- WHAT YOU ARE ASKED TO DO -
Could you return every line of the material that contains the word "Linkfinder"?

- ENTRIES SHOWN -

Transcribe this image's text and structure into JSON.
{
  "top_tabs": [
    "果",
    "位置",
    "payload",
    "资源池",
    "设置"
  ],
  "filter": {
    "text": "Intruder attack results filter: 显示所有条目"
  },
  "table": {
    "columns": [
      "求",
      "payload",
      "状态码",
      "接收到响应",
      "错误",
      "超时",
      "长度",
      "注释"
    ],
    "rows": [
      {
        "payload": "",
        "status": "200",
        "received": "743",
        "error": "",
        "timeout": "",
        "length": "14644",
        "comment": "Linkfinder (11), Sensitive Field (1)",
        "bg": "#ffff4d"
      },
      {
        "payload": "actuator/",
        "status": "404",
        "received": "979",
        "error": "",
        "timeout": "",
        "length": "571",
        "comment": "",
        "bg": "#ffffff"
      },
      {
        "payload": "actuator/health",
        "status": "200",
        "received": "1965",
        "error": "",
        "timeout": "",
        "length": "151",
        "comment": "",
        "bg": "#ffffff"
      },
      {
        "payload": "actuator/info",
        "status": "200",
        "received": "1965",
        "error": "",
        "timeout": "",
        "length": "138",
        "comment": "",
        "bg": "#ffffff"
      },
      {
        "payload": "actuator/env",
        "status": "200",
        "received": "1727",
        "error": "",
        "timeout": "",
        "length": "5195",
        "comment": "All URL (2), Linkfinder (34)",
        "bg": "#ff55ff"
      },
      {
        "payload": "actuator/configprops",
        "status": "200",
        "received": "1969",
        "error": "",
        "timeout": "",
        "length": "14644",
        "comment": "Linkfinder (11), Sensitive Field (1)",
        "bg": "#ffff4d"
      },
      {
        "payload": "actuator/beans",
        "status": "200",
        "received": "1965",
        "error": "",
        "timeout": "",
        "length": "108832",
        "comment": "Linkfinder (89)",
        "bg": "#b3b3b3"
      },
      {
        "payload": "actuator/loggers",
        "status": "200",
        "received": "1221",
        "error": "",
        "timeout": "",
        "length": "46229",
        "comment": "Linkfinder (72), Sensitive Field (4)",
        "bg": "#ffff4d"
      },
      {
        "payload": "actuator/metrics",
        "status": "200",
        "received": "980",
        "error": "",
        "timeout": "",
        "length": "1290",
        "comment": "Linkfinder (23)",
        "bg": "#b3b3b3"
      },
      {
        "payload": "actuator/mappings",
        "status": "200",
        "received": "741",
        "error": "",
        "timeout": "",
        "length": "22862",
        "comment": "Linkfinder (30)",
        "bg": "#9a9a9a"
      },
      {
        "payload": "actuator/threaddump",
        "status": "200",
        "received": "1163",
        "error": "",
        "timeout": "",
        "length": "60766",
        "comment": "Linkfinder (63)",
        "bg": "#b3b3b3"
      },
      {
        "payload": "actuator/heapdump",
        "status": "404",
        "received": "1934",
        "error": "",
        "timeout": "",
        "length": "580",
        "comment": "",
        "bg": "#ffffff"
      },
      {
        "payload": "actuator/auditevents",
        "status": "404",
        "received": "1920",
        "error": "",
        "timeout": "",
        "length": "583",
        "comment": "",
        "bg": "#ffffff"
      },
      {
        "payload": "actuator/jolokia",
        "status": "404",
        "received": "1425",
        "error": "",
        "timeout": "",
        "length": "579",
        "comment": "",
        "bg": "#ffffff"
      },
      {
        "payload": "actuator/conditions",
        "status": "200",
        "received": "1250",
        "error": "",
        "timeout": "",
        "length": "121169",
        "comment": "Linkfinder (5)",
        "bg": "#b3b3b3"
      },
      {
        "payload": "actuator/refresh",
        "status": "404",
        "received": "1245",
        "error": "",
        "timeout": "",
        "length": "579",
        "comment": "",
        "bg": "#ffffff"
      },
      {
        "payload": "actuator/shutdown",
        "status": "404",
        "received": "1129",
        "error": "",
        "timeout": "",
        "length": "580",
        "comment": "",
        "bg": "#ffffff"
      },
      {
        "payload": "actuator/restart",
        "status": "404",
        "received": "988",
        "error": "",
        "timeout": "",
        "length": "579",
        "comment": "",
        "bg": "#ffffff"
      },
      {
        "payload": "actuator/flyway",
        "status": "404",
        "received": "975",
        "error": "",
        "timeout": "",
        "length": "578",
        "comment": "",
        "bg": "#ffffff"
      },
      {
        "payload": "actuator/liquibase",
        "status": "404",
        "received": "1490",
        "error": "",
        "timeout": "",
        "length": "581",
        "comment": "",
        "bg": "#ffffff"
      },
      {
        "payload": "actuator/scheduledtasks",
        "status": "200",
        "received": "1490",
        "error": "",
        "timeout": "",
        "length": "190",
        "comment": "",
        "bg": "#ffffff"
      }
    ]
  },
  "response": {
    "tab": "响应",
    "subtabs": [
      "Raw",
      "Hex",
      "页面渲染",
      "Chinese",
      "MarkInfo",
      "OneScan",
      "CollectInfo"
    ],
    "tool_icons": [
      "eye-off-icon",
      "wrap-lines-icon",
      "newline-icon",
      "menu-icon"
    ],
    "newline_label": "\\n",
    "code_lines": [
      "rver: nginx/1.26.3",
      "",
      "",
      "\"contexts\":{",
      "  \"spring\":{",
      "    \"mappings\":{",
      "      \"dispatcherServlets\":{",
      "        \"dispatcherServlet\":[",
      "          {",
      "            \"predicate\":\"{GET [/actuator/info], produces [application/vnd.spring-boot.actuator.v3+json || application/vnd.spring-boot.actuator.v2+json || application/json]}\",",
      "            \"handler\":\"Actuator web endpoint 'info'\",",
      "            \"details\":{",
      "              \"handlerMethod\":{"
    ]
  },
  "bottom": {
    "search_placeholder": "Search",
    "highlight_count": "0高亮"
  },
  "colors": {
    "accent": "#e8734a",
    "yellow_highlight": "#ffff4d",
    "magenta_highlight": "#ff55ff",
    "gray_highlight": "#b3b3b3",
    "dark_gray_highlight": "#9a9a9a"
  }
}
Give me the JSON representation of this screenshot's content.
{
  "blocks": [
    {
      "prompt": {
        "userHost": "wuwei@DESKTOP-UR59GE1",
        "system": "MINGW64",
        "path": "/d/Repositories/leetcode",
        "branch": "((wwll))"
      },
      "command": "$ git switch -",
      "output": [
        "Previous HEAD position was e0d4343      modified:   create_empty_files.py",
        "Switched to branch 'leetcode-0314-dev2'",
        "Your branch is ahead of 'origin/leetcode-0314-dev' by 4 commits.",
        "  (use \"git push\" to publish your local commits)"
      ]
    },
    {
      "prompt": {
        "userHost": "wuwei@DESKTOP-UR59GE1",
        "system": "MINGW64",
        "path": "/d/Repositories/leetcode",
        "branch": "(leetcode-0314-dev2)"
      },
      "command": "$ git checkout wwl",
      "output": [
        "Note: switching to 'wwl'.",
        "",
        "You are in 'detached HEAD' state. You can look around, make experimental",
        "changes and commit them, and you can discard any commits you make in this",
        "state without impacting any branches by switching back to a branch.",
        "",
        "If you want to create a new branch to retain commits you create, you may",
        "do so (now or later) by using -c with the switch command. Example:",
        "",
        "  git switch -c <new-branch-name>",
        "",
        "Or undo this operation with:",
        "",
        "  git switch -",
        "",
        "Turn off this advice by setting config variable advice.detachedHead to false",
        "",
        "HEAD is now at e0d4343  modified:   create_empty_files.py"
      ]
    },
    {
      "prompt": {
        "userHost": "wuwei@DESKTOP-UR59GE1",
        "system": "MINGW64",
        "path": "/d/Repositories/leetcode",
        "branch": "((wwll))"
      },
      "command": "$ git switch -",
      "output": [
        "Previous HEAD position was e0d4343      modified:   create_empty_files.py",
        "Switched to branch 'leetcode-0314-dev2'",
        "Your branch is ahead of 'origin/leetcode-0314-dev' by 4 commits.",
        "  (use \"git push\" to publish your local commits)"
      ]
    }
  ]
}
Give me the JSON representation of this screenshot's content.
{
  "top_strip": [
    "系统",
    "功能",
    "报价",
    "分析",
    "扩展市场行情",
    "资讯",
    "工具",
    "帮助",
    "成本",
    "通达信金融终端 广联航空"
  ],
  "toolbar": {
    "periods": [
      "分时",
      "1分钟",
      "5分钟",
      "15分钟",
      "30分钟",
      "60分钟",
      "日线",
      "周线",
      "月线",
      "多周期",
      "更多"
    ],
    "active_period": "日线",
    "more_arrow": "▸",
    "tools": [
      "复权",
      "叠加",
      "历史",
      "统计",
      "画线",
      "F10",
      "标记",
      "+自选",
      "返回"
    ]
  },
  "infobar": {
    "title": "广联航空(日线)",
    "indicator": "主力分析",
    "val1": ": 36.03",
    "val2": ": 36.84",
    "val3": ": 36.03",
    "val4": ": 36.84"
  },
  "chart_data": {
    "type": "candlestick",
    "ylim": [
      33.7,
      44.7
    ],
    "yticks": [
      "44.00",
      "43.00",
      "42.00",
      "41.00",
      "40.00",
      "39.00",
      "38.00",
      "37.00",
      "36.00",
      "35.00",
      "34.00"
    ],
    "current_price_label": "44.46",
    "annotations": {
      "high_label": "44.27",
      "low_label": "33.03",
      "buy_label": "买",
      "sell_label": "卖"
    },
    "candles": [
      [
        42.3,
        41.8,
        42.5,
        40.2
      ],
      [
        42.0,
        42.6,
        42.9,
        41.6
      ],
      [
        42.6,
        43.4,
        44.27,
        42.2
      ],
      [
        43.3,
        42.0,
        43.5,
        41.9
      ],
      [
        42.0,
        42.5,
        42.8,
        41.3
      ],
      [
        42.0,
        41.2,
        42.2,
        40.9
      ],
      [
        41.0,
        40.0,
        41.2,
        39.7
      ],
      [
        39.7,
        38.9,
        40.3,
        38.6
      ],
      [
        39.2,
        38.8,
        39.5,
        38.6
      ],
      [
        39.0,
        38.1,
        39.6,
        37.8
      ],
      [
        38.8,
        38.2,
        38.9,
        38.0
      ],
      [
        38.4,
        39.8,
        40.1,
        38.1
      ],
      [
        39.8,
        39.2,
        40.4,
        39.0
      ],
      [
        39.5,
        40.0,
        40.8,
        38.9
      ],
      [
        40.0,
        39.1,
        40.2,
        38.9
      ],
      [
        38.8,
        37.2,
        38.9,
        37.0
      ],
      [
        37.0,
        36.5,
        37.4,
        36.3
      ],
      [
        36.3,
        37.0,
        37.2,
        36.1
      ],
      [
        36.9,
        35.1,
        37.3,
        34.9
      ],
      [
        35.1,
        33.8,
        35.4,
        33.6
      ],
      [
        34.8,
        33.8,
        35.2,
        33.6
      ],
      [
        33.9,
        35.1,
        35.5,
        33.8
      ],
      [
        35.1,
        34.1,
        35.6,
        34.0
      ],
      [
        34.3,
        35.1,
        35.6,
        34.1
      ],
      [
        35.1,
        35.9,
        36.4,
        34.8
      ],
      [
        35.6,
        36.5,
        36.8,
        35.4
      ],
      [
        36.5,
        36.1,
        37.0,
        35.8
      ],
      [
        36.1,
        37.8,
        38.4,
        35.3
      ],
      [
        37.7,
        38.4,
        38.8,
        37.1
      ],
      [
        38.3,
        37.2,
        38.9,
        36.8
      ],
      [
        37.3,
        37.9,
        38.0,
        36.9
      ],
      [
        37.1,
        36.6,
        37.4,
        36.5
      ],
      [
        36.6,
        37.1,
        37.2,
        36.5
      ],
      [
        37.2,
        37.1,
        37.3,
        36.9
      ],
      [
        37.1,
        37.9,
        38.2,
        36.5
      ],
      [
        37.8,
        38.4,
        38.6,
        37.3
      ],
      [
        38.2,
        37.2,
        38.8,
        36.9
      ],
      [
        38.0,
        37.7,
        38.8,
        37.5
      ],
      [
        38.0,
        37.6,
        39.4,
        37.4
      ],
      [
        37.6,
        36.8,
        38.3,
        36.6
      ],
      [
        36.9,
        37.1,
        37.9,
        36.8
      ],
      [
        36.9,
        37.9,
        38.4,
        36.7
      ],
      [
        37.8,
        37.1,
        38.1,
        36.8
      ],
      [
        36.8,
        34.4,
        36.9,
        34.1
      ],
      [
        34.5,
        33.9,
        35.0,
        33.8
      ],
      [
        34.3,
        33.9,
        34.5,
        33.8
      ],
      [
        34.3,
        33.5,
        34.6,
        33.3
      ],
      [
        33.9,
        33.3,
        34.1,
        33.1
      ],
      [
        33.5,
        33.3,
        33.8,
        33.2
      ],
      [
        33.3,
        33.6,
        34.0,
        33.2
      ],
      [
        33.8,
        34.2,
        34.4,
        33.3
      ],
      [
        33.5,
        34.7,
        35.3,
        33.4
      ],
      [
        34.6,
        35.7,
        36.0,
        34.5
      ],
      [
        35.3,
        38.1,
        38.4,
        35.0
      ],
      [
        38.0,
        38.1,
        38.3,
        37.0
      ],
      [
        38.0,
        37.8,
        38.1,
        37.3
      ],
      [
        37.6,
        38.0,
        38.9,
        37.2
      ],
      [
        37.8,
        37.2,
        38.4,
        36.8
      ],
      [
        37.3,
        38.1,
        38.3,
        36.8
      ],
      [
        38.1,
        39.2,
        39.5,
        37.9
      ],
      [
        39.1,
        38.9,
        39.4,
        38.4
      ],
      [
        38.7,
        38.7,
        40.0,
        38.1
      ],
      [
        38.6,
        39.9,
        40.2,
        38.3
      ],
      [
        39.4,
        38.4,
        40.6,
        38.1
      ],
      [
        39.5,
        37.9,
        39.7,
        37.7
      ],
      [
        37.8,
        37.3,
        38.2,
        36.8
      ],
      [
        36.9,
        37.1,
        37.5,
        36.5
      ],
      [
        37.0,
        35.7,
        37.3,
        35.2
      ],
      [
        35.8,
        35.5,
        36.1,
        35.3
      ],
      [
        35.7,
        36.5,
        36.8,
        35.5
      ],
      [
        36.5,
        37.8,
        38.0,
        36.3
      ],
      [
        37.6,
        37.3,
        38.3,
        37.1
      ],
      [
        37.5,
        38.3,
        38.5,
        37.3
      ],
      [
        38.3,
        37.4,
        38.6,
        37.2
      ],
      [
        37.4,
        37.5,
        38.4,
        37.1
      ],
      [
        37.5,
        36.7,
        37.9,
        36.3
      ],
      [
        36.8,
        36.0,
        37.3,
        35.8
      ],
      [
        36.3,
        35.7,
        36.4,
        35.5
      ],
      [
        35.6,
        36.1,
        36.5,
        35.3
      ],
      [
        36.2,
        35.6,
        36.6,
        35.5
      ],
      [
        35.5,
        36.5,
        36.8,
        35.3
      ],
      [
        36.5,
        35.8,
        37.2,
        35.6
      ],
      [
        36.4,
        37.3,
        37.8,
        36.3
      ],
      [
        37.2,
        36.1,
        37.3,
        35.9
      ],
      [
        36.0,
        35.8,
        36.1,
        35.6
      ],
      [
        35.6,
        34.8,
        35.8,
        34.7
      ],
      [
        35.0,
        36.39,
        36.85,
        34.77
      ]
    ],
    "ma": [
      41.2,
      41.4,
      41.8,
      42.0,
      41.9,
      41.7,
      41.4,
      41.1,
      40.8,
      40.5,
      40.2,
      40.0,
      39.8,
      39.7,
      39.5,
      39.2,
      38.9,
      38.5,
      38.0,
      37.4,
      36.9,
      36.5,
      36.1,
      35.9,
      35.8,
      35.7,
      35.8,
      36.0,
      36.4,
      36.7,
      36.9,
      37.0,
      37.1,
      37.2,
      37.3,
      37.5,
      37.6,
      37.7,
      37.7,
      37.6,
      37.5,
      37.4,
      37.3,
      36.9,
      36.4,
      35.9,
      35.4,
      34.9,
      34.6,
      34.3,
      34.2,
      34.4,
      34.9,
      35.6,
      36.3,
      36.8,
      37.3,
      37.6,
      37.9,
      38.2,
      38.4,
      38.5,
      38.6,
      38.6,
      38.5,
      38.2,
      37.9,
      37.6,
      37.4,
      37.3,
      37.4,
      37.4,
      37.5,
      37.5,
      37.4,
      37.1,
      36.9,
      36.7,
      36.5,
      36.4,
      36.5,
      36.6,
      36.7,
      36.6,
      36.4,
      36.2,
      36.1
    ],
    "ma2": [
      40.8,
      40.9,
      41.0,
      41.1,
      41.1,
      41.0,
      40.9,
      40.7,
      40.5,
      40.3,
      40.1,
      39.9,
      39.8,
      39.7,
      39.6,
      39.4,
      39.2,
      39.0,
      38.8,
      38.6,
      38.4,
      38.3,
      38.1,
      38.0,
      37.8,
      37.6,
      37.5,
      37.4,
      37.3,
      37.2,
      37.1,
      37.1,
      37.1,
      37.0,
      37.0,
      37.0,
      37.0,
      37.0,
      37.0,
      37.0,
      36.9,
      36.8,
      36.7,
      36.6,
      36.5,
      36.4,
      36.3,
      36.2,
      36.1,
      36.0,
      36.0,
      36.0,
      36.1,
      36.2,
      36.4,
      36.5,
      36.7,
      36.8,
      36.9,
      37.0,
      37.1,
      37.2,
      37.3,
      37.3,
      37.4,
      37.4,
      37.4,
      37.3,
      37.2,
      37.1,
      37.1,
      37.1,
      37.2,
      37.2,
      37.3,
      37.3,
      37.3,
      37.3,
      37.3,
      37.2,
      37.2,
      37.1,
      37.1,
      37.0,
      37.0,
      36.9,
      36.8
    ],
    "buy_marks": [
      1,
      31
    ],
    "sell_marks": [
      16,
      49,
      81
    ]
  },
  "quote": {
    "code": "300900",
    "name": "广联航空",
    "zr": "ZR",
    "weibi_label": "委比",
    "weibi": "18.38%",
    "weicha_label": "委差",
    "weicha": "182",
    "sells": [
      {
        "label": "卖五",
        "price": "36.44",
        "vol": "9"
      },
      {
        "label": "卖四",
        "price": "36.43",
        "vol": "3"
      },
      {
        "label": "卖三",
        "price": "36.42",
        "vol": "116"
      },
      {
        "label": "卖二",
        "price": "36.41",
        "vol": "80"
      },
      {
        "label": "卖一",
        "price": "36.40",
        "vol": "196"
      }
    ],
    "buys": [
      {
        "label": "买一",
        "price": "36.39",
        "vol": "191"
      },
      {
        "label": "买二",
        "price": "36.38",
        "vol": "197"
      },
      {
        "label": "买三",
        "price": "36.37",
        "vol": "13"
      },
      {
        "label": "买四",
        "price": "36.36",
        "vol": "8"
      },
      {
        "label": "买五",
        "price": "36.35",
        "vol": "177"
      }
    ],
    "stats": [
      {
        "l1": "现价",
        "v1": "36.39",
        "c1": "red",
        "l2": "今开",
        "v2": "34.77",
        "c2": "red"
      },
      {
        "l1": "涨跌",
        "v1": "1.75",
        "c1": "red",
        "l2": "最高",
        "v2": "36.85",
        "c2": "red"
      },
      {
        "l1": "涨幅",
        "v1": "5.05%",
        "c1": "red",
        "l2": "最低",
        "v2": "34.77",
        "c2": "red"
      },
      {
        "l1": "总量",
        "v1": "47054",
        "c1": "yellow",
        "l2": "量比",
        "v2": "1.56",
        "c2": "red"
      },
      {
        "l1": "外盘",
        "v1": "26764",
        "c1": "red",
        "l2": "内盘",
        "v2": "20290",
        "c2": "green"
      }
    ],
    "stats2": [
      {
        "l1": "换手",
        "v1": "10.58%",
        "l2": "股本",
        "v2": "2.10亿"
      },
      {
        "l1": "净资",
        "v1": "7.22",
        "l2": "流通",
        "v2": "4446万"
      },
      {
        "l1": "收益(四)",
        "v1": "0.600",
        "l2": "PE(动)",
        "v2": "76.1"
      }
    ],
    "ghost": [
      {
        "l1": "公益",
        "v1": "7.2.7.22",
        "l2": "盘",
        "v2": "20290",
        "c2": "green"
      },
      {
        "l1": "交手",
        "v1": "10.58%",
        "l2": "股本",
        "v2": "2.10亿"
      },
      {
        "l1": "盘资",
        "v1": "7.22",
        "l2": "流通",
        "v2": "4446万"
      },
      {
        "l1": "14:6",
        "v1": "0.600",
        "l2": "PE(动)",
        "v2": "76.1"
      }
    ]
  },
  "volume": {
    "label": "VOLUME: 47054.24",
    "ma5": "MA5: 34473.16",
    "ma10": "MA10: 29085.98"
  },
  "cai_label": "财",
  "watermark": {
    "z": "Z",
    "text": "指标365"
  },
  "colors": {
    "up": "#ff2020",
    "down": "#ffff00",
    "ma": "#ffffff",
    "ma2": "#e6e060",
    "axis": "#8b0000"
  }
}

- PROBLEM SOLUTION -
        "comment": "Linkfinder (11), Sensitive Field (1)",
        "comment": "All URL (2), Linkfinder (34)",
        "comment": "Linkfinder (11), Sensitive Field (1)",
        "comment": "Linkfinder (89)",
        "comment": "Linkfinder (72), Sensitive Field (4)",
        "comment": "Linkfinder (23)",
        "comment": "Linkfinder (30)",
        "comment": "Linkfinder (63)",
        "comment": "Linkfinder (5)",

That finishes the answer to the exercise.